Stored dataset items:
----

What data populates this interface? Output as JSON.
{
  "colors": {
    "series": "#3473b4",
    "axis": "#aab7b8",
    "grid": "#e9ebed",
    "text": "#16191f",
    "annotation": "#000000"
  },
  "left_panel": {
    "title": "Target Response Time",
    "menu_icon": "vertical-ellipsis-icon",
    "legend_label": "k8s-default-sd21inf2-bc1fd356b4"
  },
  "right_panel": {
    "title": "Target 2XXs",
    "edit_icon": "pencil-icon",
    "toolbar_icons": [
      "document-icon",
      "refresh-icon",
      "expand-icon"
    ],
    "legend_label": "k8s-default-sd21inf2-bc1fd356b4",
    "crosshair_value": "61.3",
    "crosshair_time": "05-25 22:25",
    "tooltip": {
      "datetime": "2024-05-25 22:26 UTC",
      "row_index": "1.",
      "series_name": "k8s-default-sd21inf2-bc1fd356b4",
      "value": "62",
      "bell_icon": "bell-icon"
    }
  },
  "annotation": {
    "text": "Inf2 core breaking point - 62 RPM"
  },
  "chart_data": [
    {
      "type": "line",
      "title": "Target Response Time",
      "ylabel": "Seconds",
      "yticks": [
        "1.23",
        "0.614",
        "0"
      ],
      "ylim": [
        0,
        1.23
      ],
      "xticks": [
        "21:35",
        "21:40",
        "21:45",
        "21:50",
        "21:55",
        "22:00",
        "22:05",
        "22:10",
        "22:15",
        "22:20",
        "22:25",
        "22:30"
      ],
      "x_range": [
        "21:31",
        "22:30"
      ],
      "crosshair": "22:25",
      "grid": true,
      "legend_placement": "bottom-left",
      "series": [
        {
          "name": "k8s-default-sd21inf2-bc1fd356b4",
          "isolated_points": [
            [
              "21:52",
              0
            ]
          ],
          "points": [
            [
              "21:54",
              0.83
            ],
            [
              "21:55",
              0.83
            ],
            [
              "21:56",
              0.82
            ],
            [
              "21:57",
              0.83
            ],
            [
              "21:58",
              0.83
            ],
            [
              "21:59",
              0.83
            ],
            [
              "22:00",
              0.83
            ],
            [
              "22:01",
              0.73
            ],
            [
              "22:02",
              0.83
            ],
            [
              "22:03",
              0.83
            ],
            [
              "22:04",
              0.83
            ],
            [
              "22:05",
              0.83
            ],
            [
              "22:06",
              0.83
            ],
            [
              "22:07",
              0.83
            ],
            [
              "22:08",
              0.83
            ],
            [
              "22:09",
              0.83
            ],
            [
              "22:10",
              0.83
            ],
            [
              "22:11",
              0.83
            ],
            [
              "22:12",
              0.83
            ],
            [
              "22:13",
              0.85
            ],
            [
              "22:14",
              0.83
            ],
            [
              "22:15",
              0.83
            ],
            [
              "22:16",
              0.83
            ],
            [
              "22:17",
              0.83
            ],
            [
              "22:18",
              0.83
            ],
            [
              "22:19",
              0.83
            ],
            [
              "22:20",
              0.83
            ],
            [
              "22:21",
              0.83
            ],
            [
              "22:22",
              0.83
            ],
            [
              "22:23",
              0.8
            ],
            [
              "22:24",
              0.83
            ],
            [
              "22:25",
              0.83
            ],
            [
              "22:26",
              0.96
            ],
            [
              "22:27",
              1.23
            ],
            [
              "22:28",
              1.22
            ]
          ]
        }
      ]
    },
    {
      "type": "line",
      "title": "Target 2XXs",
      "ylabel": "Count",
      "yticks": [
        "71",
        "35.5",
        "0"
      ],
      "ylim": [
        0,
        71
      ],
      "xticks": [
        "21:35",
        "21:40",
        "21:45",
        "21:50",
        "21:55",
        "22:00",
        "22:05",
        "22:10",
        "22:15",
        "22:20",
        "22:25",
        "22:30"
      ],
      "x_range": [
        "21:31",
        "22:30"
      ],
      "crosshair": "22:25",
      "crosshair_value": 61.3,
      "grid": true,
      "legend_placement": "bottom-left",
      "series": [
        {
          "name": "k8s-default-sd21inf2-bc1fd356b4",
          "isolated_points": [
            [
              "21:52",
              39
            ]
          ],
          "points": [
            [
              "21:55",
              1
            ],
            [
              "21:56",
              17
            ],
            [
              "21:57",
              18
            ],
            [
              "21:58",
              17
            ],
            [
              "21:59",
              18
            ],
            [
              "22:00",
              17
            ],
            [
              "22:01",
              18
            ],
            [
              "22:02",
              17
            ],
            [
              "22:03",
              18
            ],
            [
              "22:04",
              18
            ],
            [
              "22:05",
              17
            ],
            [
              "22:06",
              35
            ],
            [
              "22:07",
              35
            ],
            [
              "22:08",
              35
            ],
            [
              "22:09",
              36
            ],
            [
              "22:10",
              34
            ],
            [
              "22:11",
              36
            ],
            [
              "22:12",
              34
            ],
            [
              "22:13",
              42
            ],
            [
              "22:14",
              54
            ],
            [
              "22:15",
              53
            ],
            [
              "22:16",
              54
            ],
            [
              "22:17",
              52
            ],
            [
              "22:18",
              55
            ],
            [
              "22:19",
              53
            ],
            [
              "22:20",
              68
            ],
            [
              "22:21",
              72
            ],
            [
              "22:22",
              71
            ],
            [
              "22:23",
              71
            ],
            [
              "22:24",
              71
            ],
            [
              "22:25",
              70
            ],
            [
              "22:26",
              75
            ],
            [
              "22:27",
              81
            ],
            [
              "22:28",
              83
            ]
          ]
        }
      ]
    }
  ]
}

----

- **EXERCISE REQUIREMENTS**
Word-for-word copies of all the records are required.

- **RESPONSE AREA**
What data populates this interface? Output as JSON.
{
  "colors": {
    "series": "#3473b4",
    "axis": "#aab7b8",
    "grid": "#e9ebed",
    "text": "#16191f",
    "annotation": "#000000"
  },
  "left_panel": {
    "title": "Target Response Time",
    "menu_icon": "vertical-ellipsis-icon",
    "legend_label": "k8s-default-sd21inf2-bc1fd356b4"
  },
  "right_panel": {
    "title": "Target 2XXs",
    "edit_icon": "pencil-icon",
    "toolbar_icons": [
      "document-icon",
      "refresh-icon",
      "expand-icon"
    ],
    "legend_label": "k8s-default-sd21inf2-bc1fd356b4",
    "crosshair_value": "61.3",
    "crosshair_time": "05-25 22:25",
    "tooltip": {
      "datetime": "2024-05-25 22:26 UTC",
      "row_index": "1.",
      "series_name": "k8s-default-sd21inf2-bc1fd356b4",
      "value": "62",
      "bell_icon": "bell-icon"
    }
  },
  "annotation": {
    "text": "Inf2 core breaking point - 62 RPM"
  },
  "chart_data": [
    {
      "type": "line",
      "title": "Target Response Time",
      "ylabel": "Seconds",
      "yticks": [
        "1.23",
        "0.614",
        "0"
      ],
      "ylim": [
        0,
        1.23
      ],
      "xticks": [
        "21:35",
        "21:40",
        "21:45",
        "21:50",
        "21:55",
        "22:00",
        "22:05",
        "22:10",
        "22:15",
        "22:20",
        "22:25",
        "22:30"
      ],
      "x_range": [
        "21:31",
        "22:30"
      ],
      "crosshair": "22:25",
      "grid": true,
      "legend_placement": "bottom-left",
      "series": [
        {
          "name": "k8s-default-sd21inf2-bc1fd356b4",
          "isolated_points": [
            [
              "21:52",
              0
            ]
          ],
          "points": [
            [
              "21:54",
              0.83
            ],
            [
              "21:55",
              0.83
            ],
            [
              "21:56",
              0.82
            ],
            [
              "21:57",
              0.83
            ],
            [
              "21:58",
              0.83
            ],
            [
              "21:59",
              0.83
            ],
            [
              "22:00",
              0.83
            ],
            [
              "22:01",
              0.73
            ],
            [
              "22:02",
              0.83
            ],
            [
              "22:03",
              0.83
            ],
            [
              "22:04",
              0.83
            ],
            [
              "22:05",
              0.83
            ],
            [
              "22:06",
              0.83
            ],
            [
              "22:07",
              0.83
            ],
            [
              "22:08",
              0.83
            ],
            [
              "22:09",
              0.83
            ],
            [
              "22:10",
              0.83
            ],
            [
              "22:11",
              0.83
            ],
            [
              "22:12",
              0.83
            ],
            [
              "22:13",
              0.85
            ],
            [
              "22:14",
              0.83
            ],
            [
              "22:15",
              0.83
            ],
            [
              "22:16",
              0.83
            ],
            [
              "22:17",
              0.83
            ],
            [
              "22:18",
              0.83
            ],
            [
              "22:19",
              0.83
            ],
            [
              "22:20",
              0.83
            ],
            [
              "22:21",
              0.83
            ],
            [
              "22:22",
              0.83
            ],
            [
              "22:23",
              0.8
            ],
            [
              "22:24",
              0.83
            ],
            [
              "22:25",
              0.83
            ],
            [
              "22:26",
              0.96
            ],
            [
              "22:27",
              1.23
            ],
            [
              "22:28",
              1.22
            ]
          ]
        }
      ]
    },
    {
      "type": "line",
      "title": "Target 2XXs",
      "ylabel": "Count",
      "yticks": [
        "71",
        "35.5",
        "0"
      ],
      "ylim": [
        0,
        71
      ],
      "xticks": [
        "21:35",
        "21:40",
        "21:45",
        "21:50",
        "21:55",
        "22:00",
        "22:05",
        "22:10",
        "22:15",
        "22:20",
        "22:25",
        "22:30"
      ],
      "x_range": [
        "21:31",
        "22:30"
      ],
      "crosshair": "22:25",
      "crosshair_value": 61.3,
      "grid": true,
      "legend_placement": "bottom-left",
      "series": [
        {
          "name": "k8s-default-sd21inf2-bc1fd356b4",
          "isolated_points": [
            [
              "21:52",
              39
            ]
          ],
          "points": [
            [
              "21:55",
              1
            ],
            [
              "21:56",
              17
            ],
            [
              "21:57",
              18
            ],
            [
              "21:58",
              17
            ],
            [
              "21:59",
              18
            ],
            [
              "22:00",
              17
            ],
            [
              "22:01",
              18
            ],
            [
              "22:02",
              17
            ],
            [
              "22:03",
              18
            ],
            [
              "22:04",
              18
            ],
            [
              "22:05",
              17
            ],
            [
              "22:06",
              35
            ],
            [
              "22:07",
              35
            ],
            [
              "22:08",
              35
            ],
            [
              "22:09",
              36
            ],
            [
              "22:10",
              34
            ],
            [
              "22:11",
              36
            ],
            [
              "22:12",
              34
            ],
            [
              "22:13",
              42
            ],
            [
              "22:14",
              54
            ],
            [
              "22:15",
              53
            ],
            [
              "22:16",
              54
            ],
            [
              "22:17",
              52
            ],
            [
              "22:18",
              55
            ],
            [
              "22:19",
              53
            ],
            [
              "22:20",
              68
            ],
            [
              "22:21",
              72
            ],
            [
              "22:22",
              71
            ],
            [
              "22:23",
              71
            ],
            [
              "22:24",
              71
            ],
            [
              "22:25",
              70
            ],
            [
              "22:26",
              75
            ],
            [
              "22:27",
              81
            ],
            [
              "22:28",
              83
            ]
          ]
        }
      ]
    }
  ]
}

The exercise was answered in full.